(Data extracted from a collection)

= = = = = = =

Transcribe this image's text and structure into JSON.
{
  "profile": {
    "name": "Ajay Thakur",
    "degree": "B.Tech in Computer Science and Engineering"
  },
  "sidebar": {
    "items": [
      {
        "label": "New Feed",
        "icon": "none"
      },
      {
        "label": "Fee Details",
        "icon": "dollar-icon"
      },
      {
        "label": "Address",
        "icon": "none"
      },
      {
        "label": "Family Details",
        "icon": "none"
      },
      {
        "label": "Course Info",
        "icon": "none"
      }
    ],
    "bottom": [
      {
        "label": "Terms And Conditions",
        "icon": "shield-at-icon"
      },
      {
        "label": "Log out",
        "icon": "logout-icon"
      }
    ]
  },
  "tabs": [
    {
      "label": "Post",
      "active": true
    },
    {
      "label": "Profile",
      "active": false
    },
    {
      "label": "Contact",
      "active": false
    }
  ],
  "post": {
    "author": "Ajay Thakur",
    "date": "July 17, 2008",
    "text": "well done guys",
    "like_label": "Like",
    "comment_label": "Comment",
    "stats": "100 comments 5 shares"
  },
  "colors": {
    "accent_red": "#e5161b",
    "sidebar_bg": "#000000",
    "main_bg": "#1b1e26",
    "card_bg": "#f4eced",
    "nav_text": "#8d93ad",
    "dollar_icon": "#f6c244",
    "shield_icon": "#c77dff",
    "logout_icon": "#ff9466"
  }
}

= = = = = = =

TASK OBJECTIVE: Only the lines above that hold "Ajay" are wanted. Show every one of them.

EXPECTED OUTPUT:
    "name": "Ajay Thakur",
    "author": "Ajay Thakur",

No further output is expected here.